*** Provided data

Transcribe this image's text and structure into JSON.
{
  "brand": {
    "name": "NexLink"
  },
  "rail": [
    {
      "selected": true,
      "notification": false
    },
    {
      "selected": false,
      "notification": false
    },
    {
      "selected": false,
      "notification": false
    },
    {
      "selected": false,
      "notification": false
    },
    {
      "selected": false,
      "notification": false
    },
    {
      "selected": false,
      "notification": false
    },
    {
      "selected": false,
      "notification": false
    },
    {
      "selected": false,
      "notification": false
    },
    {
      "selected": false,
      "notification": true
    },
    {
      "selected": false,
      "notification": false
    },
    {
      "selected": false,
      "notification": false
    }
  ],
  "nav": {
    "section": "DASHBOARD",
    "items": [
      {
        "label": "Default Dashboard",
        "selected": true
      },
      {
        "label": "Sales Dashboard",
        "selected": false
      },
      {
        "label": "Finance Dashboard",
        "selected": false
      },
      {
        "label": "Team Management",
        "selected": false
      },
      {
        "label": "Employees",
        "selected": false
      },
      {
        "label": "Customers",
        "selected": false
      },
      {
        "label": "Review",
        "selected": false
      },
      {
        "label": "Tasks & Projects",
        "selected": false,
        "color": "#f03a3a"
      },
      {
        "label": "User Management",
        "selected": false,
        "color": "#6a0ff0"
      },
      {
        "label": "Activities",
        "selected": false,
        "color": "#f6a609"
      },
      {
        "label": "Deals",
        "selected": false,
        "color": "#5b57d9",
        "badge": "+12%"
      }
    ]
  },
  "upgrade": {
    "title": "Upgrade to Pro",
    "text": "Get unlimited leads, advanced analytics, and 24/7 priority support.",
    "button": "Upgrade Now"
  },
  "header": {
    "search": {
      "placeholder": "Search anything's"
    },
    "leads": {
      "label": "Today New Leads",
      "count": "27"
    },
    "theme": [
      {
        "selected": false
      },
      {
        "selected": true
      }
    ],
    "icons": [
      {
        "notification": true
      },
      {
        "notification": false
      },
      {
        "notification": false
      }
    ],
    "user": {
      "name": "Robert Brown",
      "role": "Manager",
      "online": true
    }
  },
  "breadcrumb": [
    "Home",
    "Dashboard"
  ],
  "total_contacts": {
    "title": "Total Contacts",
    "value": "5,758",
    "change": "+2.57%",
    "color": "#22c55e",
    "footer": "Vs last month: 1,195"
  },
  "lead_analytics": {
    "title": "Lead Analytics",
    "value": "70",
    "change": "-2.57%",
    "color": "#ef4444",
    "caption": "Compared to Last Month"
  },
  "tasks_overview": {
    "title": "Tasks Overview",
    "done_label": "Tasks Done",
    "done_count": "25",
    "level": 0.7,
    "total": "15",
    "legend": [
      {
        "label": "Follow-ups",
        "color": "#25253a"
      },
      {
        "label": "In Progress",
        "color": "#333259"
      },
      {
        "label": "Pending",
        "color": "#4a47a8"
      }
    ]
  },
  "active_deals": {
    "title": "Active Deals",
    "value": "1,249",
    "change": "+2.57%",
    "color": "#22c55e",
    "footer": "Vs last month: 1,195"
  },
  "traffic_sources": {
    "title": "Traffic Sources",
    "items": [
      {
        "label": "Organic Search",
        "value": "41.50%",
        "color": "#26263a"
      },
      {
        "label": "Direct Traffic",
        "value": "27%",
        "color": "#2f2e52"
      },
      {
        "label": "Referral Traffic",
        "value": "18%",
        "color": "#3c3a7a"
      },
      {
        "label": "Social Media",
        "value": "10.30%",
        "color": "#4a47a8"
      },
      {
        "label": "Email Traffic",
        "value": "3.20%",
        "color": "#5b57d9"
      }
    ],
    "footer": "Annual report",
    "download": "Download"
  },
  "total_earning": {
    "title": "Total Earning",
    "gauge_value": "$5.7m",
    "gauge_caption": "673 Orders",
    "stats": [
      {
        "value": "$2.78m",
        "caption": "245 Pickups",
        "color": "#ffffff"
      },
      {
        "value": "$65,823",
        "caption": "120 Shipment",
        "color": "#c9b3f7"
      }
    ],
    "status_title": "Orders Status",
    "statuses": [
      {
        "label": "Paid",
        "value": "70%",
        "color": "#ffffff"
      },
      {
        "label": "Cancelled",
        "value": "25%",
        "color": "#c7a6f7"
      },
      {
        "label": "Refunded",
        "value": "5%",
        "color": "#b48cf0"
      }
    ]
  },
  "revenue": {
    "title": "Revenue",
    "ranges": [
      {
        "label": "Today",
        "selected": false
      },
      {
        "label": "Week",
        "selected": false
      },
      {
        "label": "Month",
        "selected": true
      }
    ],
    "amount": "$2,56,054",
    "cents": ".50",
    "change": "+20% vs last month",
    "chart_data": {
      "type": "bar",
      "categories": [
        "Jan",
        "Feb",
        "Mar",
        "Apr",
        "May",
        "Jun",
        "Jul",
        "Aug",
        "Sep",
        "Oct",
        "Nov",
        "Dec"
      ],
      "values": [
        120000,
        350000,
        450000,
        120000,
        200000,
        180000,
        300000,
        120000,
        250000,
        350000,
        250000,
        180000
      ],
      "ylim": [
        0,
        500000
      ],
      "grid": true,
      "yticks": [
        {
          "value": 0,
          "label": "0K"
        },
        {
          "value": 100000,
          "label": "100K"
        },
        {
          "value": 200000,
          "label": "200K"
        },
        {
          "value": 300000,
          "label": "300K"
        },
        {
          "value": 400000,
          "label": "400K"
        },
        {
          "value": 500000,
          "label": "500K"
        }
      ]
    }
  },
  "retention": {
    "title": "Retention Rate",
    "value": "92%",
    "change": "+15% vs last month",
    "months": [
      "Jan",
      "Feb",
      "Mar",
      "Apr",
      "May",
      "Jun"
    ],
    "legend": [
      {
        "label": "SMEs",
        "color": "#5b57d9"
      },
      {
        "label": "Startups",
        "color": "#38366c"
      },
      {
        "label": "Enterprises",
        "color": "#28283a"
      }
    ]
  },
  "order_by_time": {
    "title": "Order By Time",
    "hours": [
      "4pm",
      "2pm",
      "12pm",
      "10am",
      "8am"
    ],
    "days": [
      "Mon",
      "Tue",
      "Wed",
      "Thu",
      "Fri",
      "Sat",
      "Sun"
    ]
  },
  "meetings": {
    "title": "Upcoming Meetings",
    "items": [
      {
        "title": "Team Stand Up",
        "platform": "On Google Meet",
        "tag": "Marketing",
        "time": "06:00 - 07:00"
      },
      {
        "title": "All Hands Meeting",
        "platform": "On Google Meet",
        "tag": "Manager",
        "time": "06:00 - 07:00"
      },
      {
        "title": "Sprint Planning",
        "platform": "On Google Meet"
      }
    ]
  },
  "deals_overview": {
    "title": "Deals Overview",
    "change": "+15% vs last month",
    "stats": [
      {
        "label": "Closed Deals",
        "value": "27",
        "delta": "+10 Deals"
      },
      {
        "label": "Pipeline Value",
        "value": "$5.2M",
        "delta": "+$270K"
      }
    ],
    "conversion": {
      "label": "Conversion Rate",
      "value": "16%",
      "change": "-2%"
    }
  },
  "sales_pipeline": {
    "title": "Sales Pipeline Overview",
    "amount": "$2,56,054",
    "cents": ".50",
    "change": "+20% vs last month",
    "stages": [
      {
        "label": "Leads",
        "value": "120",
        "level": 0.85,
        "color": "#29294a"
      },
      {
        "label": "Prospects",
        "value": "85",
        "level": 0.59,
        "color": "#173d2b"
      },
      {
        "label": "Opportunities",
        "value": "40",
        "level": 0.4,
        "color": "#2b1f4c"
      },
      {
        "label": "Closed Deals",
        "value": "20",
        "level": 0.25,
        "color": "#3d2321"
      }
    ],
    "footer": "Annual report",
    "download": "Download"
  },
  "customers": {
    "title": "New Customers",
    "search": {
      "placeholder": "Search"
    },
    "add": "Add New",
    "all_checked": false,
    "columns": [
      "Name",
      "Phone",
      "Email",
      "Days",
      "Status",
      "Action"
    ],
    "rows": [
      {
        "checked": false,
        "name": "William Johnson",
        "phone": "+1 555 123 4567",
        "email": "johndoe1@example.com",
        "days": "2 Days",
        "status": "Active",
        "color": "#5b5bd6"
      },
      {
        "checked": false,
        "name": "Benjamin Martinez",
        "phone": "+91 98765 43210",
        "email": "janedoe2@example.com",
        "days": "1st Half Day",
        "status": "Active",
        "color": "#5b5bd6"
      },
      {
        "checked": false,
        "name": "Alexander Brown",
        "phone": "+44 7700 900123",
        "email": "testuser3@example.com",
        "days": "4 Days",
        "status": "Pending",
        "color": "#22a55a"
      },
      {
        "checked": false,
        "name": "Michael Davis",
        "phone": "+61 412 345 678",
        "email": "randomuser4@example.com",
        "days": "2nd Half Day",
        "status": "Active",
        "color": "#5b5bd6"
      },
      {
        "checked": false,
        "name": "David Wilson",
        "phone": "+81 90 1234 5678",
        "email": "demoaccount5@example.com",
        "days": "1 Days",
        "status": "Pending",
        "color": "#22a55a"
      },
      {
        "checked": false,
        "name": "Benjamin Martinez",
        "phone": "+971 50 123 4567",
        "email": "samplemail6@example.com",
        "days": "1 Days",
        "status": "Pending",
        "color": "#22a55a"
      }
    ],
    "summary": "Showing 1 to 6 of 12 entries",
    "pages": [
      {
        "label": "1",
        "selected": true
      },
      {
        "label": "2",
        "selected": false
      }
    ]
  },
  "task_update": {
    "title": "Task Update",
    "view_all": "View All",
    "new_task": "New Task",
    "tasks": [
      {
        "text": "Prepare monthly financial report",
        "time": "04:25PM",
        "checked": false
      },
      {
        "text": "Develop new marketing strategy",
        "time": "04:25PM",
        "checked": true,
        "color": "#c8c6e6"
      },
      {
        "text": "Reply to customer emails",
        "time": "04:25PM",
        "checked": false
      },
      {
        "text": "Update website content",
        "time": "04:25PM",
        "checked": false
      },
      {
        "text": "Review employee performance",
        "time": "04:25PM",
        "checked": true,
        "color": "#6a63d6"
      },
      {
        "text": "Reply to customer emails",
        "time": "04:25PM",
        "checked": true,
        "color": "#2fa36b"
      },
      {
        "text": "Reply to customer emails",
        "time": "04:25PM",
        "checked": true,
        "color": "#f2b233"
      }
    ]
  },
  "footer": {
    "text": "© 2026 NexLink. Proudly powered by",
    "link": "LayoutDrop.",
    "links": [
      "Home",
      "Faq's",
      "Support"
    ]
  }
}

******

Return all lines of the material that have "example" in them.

        "email": "johndoe1@example.com",
        "email": "janedoe2@example.com",
        "email": "testuser3@example.com",
        "email": "randomuser4@example.com",
        "email": "demoaccount5@example.com",
        "email": "samplemail6@example.com",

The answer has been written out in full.